→ Data

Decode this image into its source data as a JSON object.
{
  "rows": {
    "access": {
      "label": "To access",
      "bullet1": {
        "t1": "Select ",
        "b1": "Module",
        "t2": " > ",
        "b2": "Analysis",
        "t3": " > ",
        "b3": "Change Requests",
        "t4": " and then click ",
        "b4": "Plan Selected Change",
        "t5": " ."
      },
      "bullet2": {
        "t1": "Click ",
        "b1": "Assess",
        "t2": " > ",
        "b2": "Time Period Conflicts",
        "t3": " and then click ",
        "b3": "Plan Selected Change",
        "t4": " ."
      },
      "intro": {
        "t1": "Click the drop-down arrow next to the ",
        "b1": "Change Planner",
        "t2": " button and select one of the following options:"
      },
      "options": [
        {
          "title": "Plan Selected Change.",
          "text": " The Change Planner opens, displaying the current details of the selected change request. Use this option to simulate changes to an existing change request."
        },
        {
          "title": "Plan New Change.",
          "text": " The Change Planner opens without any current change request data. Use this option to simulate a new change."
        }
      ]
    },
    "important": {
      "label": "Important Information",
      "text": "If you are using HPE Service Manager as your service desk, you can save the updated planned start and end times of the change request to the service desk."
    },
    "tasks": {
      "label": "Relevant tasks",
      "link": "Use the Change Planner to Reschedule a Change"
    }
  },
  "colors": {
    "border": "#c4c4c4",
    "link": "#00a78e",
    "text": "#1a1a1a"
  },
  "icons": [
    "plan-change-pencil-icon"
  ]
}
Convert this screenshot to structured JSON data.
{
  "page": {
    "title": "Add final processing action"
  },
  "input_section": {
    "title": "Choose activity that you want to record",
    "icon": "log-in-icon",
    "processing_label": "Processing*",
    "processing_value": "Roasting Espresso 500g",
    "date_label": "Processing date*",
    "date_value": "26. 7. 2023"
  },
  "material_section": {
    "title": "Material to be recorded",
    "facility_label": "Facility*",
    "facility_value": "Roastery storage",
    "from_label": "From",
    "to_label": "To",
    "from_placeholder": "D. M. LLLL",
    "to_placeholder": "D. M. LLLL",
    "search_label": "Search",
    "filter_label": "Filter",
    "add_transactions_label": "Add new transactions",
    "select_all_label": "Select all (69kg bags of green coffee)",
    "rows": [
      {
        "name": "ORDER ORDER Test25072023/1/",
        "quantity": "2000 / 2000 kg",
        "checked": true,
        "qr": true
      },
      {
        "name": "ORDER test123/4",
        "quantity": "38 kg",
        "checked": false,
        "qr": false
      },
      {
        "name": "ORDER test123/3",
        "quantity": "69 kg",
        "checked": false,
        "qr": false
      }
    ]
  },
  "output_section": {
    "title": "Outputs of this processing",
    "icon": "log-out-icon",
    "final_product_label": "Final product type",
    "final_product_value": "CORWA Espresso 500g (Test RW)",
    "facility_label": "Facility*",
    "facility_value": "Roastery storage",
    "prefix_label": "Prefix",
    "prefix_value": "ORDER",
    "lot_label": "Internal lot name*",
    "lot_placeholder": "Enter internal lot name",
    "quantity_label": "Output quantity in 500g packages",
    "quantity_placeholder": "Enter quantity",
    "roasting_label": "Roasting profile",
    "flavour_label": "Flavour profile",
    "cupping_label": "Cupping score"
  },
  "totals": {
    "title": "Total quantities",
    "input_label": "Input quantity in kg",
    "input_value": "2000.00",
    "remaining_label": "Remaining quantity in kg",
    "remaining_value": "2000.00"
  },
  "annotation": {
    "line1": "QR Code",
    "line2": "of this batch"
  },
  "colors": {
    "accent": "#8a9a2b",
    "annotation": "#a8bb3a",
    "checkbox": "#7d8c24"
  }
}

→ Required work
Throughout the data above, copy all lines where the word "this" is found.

→ Result
Decode this image into its source data as a JSON object.
          "text": " The Change Planner opens, displaying the current details of the selected change request. Use this option to simulate changes to an existing change request."
          "text": " The Change Planner opens without any current change request data. Use this option to simulate a new change."
Convert this screenshot to structured JSON data.
    "title": "Outputs of this processing",
    "line2": "of this batch"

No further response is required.